It's good they are doing better, I wish good things to all camera companies, but their sales are so low they will always be living dangerously with their overheads since, unlike Leica, they can't charge that much more than the larger companies for their cameras.
Marty4650: No manufacturer would admit to discontinuing a camera because there are "better and more upgraded" models in that market.
Heck, five years AFTER Olympus discontinued Four Thirds, they are still claiming it has NOT been discontinued! They even list a five year old model on their website, and still offer lenses for a system they abandoned.

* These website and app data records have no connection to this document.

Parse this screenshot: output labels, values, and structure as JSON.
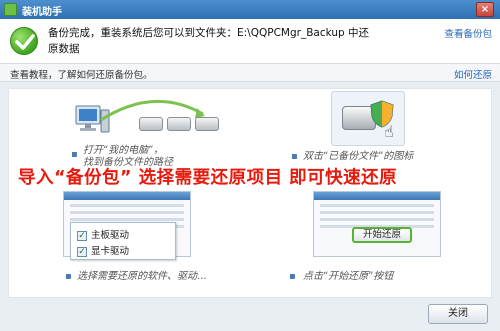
{
  "window": {
    "title": "装机助手",
    "close_glyph": "×"
  },
  "header": {
    "message": "备份完成，重装系统后您可以到文件夹：E:\\QQPCMgr_Backup 中还原数据",
    "view_backup_link": "查看备份包"
  },
  "infobar": {
    "text": "查看教程，了解如何还原备份包。",
    "link": "如何还原"
  },
  "tutorial": {
    "step1_line1": "打开“我的电脑”，",
    "step1_line2": "找到备份文件的路径",
    "step2": "双击“已备份文件”的图标",
    "banner": "导入“备份包” 选择需要还原项目 即可快速还原",
    "drivers": [
      {
        "label": "主板驱动",
        "checked": true
      },
      {
        "label": "显卡驱动",
        "checked": true
      }
    ],
    "step3": "选择需要还原的软件、驱动...",
    "start_restore_label": "开始还原",
    "step4": "点击“开始还原”按钮"
  },
  "footer": {
    "close_label": "关闭"
  },
  "colors": {
    "accent": "#2e6fb3",
    "banner_red": "#e8190d",
    "success_green": "#3fa420"
  }
}
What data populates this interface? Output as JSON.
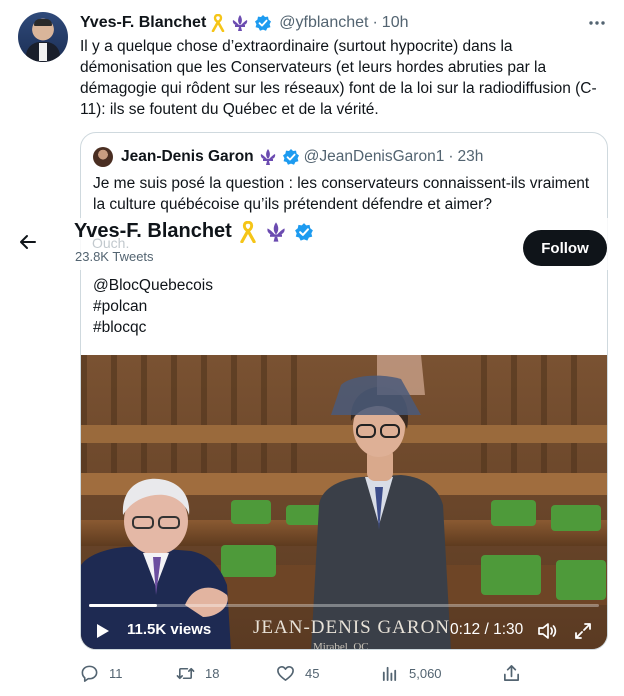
{
  "tweet": {
    "author_name": "Yves-F. Blanchet",
    "handle": "@yfblanchet",
    "separator": "·",
    "time": "10h",
    "text": "Il y a quelque chose d’extraordinaire (surtout hypocrite) dans la démonisation que les Conservateurs (et leurs hordes abruties par la démagogie qui rôdent sur les réseaux) font de la loi sur la radiodiffusion (C-11): ils se foutent du Québec et de la vérité."
  },
  "quote": {
    "author_name": "Jean-Denis Garon",
    "handle": "@JeanDenisGaron1",
    "separator": "·",
    "time": "23h",
    "text": "Je me suis posé la question : les conservateurs connaissent-ils vraiment la culture québécoise qu’ils prétendent défendre et aimer?",
    "tags": [
      "@BlocQuebecois",
      "#polcan",
      "#blocqc"
    ]
  },
  "video": {
    "views": "11.5K views",
    "caption": "JEAN-DENIS GARON",
    "subcaption": "Mirabel, QC",
    "time": "0:12 / 1:30",
    "progress": 0.133
  },
  "profile_header": {
    "name": "Yves-F. Blanchet",
    "tweets_count": "23.8K Tweets",
    "ghost_text": "Ouch. ",
    "follow_label": "Follow"
  },
  "actions": {
    "replies": "11",
    "retweets": "18",
    "likes": "45",
    "views": "5,060"
  },
  "colors": {
    "accent_blue": "#1d9bf0",
    "ribbon_gold": "#f5c518",
    "fleur_purple": "#6b4bb0",
    "text_secondary": "#536471"
  }
}
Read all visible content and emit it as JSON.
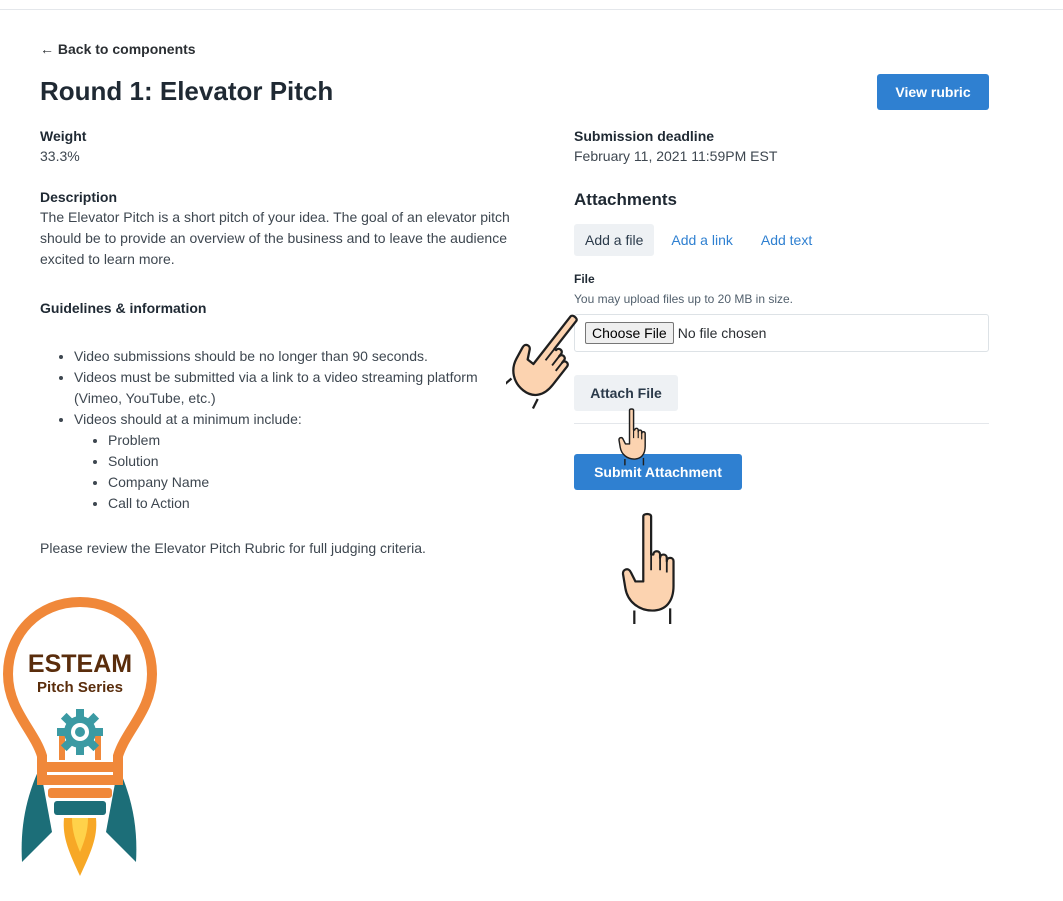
{
  "nav": {
    "back_label": "← Back to components"
  },
  "page": {
    "title": "Round 1: Elevator Pitch",
    "view_rubric_label": "View rubric"
  },
  "left": {
    "weight_label": "Weight",
    "weight_value": "33.3%",
    "description_label": "Description",
    "description_text": "The Elevator Pitch is a short pitch of your idea. The goal of an elevator pitch should be to provide an overview of the business and to leave the audience excited to learn more.",
    "guidelines_label": "Guidelines & information",
    "guidelines": [
      "Video submissions should be no longer than 90 seconds.",
      "Videos must be submitted via a link to a video streaming platform (Vimeo, YouTube, etc.)",
      "Videos should at a minimum include:"
    ],
    "sub_guidelines": [
      "Problem",
      "Solution",
      "Company Name",
      "Call to Action"
    ],
    "review_text": "Please review the Elevator Pitch Rubric for full judging criteria."
  },
  "right": {
    "deadline_label": "Submission deadline",
    "deadline_value": "February 11, 2021 11:59PM EST",
    "attachments_heading": "Attachments",
    "tabs": [
      {
        "label": "Add a file",
        "active": true
      },
      {
        "label": "Add a link",
        "active": false
      },
      {
        "label": "Add text",
        "active": false
      }
    ],
    "file_label": "File",
    "file_hint": "You may upload files up to 20 MB in size.",
    "choose_file_label": "Choose File",
    "no_file_text": "No file chosen",
    "attach_file_label": "Attach File",
    "submit_label": "Submit Attachment"
  },
  "logo": {
    "line1": "ESTEAM",
    "line2": "Pitch Series"
  },
  "colors": {
    "primary": "#2f80d1",
    "logo_orange": "#f0883a",
    "logo_teal": "#1c6e78",
    "logo_brown": "#5a2d0c",
    "hand_skin": "#fcd3b0"
  },
  "icons": [
    "pointing-hand-icon",
    "gear-icon",
    "lightbulb-rocket-logo"
  ]
}
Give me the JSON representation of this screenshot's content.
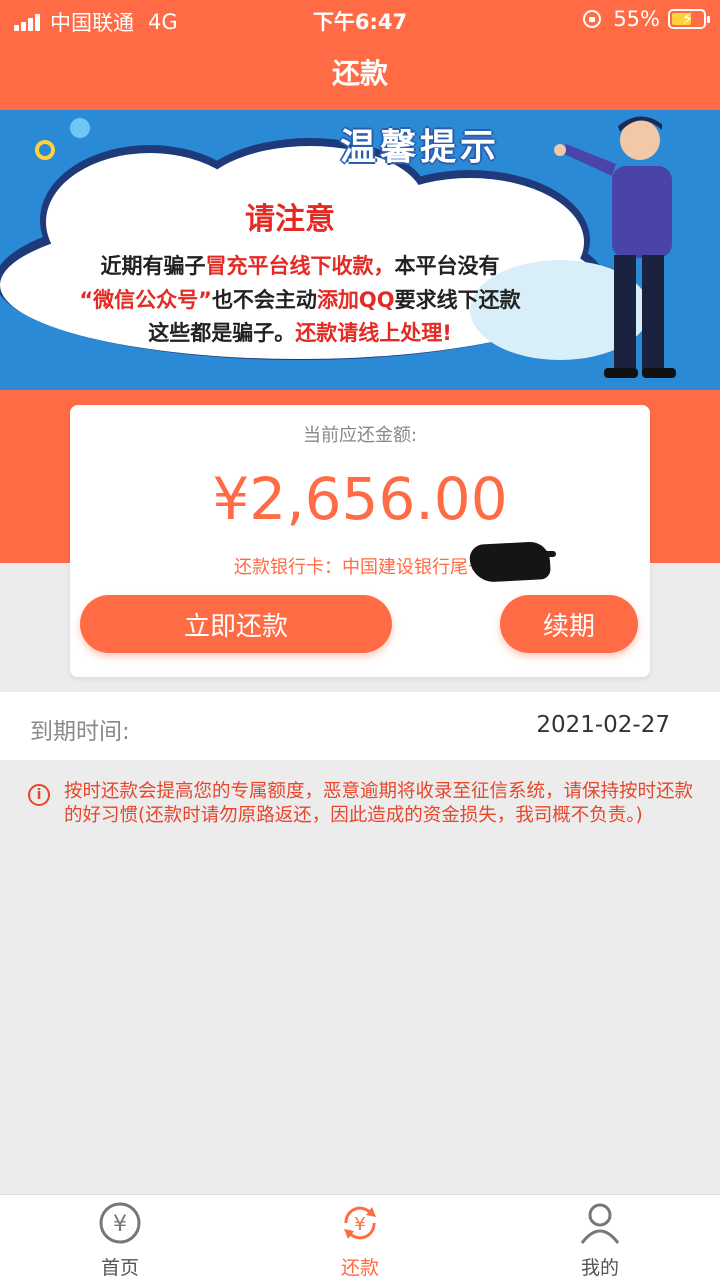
{
  "status_bar": {
    "carrier": "中国联通",
    "network": "4G",
    "time": "下午6:47",
    "battery": "55%"
  },
  "nav": {
    "title": "还款"
  },
  "banner": {
    "heading": "温馨提示",
    "attention": "请注意",
    "line1": {
      "a": "近期有骗子",
      "b": "冒充平台线下收款，",
      "c": "本平台没有"
    },
    "line2": {
      "a": "“微信公众号”",
      "b": "也不会主动",
      "c": "添加QQ",
      "d": "要求线下还款"
    },
    "line3": {
      "a": "这些都是骗子。",
      "b": "还款请线上处理!"
    }
  },
  "card": {
    "amount_label": "当前应还金额:",
    "amount": "¥2,656.00",
    "bank_label": "还款银行卡：中国建设银行尾号",
    "pay_button": "立即还款",
    "renew_button": "续期"
  },
  "due": {
    "label": "到期时间:",
    "date": "2021-02-27"
  },
  "notice": {
    "text": "按时还款会提高您的专属额度，恶意逾期将收录至征信系统，请保持按时还款的好习惯(还款时请勿原路返还，因此造成的资金损失，我司概不负责。)"
  },
  "tabs": [
    {
      "label": "首页",
      "icon": "yen-circle-icon",
      "active": false
    },
    {
      "label": "还款",
      "icon": "repay-cycle-icon",
      "active": true
    },
    {
      "label": "我的",
      "icon": "user-icon",
      "active": false
    }
  ],
  "colors": {
    "accent": "#ff6b45",
    "banner_blue": "#2a8ad6",
    "notice_red": "#e8462b"
  }
}
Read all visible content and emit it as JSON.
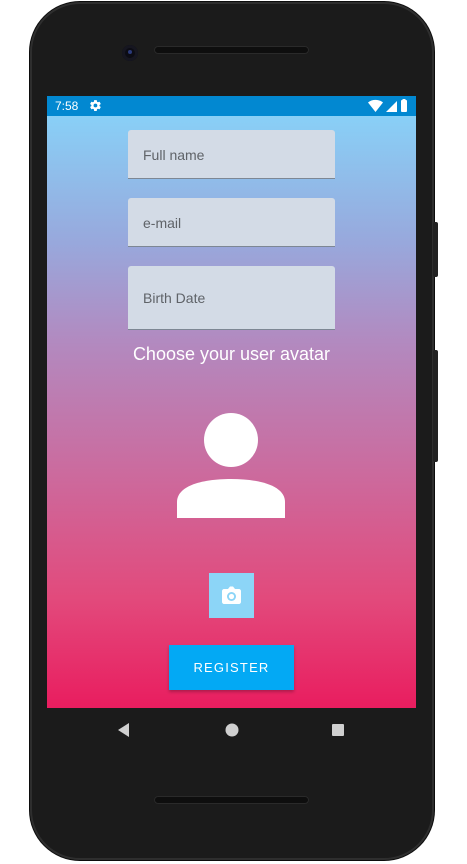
{
  "device": {
    "frame_color": "#1b1b1b"
  },
  "status_bar": {
    "time": "7:58",
    "left_icon": "gear-icon",
    "right_icons": [
      "wifi-icon",
      "signal-icon",
      "battery-icon"
    ],
    "background": "#0288d1"
  },
  "form": {
    "full_name": {
      "placeholder": "Full name"
    },
    "email": {
      "placeholder": "e-mail"
    },
    "birth_date": {
      "placeholder": "Birth Date"
    }
  },
  "avatar": {
    "label": "Choose your user avatar",
    "icon": "user-avatar-icon",
    "camera_icon": "camera-icon"
  },
  "actions": {
    "register_label": "REGISTER",
    "register_color": "#03a9f4"
  },
  "gradient": {
    "top": "#86d6fb",
    "bottom": "#e91d5f"
  },
  "nav_bar": {
    "buttons": [
      "back-icon",
      "home-icon",
      "recents-icon"
    ]
  }
}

There is something very wrong with that email.
But as long as Samsung doesn't issue a firm denial, the speculation will continue.
@cantanima bis - link to the forum please?
brownie314: Wow, I didn't believe it at first, but as time goes on, more and more reports seem to verify that Samsung is getting out of the ilc market.
But are any of these reports anything other than reposts of an original rumour? (I have no idea what's true, but this sounds pretty bogus.)
firesurfer: in related news
Samsung Is Shutting Down Its Digital Camera Divisionhttp://au.idigitaltimes.com/samsung-shutting-down-its-digital-camera-division-110531
Both of those are just reposting:http://www.sammobile.com/2015/11/03/samsung-rumoured-to-shut-down-its-digital-camera-department/Which gives no sources so seems a bit brave to take as more than a rumour.
CheersUK: OK, usually there is no smoke without a fire. The fact that Samsung haven't directly addressed all these rumors, after all this time...well the silence is deafening. The fact that their customers already invested heavily in their system are probably wondering what the future holds for them...like an expensive camera bag full of equipment that will no longer be supported??
I'm sure that when Samsung does release some information, it will be in their usual style, of actually creating more questions than answers...although I'm sure they'll wait till most of the inventory is sold, before they do.
In the camera rumours business it's almost all smoke and no fire...
Plus big decisions usually have to be given to shareholders/investors first or you'll get in trouble.